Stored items
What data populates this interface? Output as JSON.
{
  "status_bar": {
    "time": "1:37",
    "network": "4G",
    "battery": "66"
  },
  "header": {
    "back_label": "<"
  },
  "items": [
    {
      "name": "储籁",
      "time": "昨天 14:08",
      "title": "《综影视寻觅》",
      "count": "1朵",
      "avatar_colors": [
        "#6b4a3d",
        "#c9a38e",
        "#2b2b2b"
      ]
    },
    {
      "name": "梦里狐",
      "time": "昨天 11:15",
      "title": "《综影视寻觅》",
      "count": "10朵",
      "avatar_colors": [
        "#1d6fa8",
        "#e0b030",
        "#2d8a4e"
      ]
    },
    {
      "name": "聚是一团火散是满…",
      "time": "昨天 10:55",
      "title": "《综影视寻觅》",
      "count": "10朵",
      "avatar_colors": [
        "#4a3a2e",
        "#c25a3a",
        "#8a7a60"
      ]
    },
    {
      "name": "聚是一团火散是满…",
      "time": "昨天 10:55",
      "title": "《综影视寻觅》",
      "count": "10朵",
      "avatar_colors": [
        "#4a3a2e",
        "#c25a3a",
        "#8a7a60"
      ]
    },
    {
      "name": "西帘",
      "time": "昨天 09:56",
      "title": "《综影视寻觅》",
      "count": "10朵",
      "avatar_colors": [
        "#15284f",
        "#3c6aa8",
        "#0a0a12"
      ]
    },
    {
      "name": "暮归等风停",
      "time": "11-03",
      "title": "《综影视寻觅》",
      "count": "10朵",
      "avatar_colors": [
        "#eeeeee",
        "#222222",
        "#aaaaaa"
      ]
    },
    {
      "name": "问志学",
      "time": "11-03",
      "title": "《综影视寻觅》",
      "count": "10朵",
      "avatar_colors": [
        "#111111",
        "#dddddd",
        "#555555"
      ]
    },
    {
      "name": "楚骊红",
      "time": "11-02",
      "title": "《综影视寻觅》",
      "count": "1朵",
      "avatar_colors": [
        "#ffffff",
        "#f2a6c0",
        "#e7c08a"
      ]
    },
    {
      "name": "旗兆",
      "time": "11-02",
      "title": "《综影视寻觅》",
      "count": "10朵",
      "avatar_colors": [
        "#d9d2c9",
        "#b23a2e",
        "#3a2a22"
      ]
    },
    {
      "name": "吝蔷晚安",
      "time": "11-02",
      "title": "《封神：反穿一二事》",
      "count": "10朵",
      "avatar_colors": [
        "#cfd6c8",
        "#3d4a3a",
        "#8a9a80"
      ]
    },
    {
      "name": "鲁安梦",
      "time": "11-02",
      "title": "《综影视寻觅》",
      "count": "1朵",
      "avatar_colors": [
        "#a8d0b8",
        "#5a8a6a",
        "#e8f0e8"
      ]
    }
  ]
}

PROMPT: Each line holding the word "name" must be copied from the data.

TASK ANSWER:
      "name": "储籁",
      "name": "梦里狐",
      "name": "聚是一团火散是满…",
      "name": "聚是一团火散是满…",
      "name": "西帘",
      "name": "暮归等风停",
      "name": "问志学",
      "name": "楚骊红",
      "name": "旗兆",
      "name": "吝蔷晚安",
      "name": "鲁安梦",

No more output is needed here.